Even though there are no legal barriers in importing gold, no gold trader has imported one tola of gold since Bangladesh achieved its independence. There are no gold ores in the country either. Yet, the country has over 20,000 gold shops with more than 1 million artisans working in them. In cities and in towns, gold jewellery shops are in demand. Gold worth lakhs of taka are sold every day, yet the amount of gold does not seem to diminish. When asked how such a huge amount of gold is obtained every year without importing it, Bangladesh Jewellers’ Association (Bajus) President Gangacharan Malakar said: “A small amount of gold comes from abroad following baggage rules. The rest is covered by the existing gold in the country.” However, Gangacharan said that due to complicated legal procedures, gold supply is extremely low, and as a result, its price is often increased. General Secretary of Bajus Dilip Kumar Agarwal himself confirmed that not one tola of gold has been imported ever since Bangladesh got independent. “For the last 48 years, we have been demanding legality,” said Agarwal. “For 20 years, we have been demanding policies on gold. But we are yet to see any results.” Agarwal claimed that Bangladesh Bank is responsible for the lack of gold imports. In a report compiled by Bangladesh Bank, Nation Revenue Board (NBR), Tariff Commission and Ministry of Industries, the government is being deprived of a huge amount of revenue because of gold smuggling from different countries like Dubai and Singapore. However, according to “Foreign Exchange Regulation Act 1947”, there are provisions for legally importing gold and silver from foreign countries by submitting 4% of Value Added Tax (VAT) while opening an LC in a bank. Other than that, traders can also import gold under baggage rules. Yet, traders are still taking the illegal route by smuggling gold instead of following the legal steps. In a discussion meeting between Bajus and NBR last year, Vice President of Bajus Enamul Haque Shamim said: “In the current market, a large amount of gold comes from the black market. Other than that, a small amount comes through personal transactions. Only 35-40% comes from internal markets.” In a letter sent to Bangladesh Bank Governor Fazle Kabir, Bajus called the procedures needed for importing gold as “discriminatory” and “procrastination”. However, according to Bangladesh Bank, it does not have any role to play in importing gold.
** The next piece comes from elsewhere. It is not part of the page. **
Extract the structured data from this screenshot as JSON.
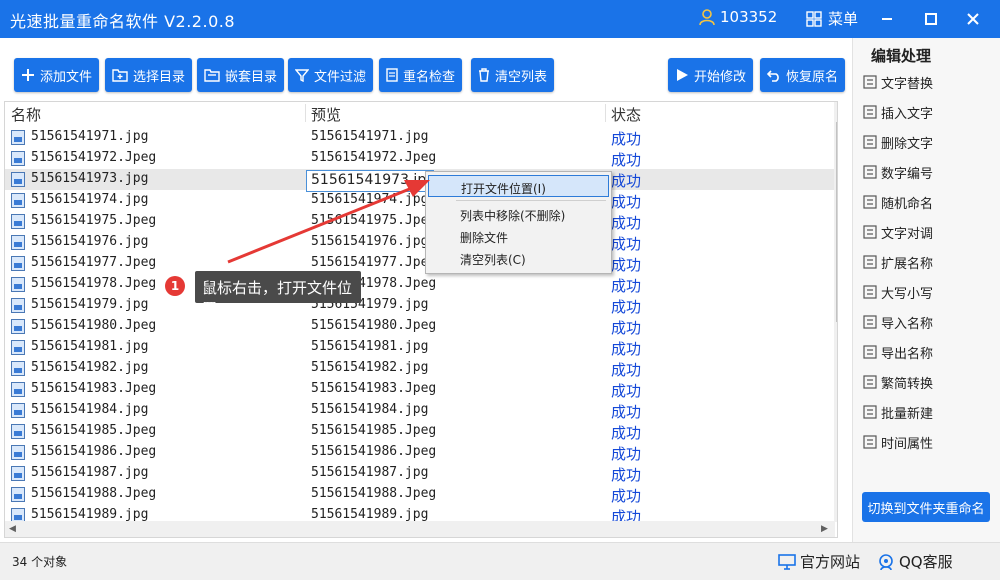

Anyone can import gold following the necessary steps, but no trader has imported gold legally in the last 10 years. This article was first published on banglatribune.com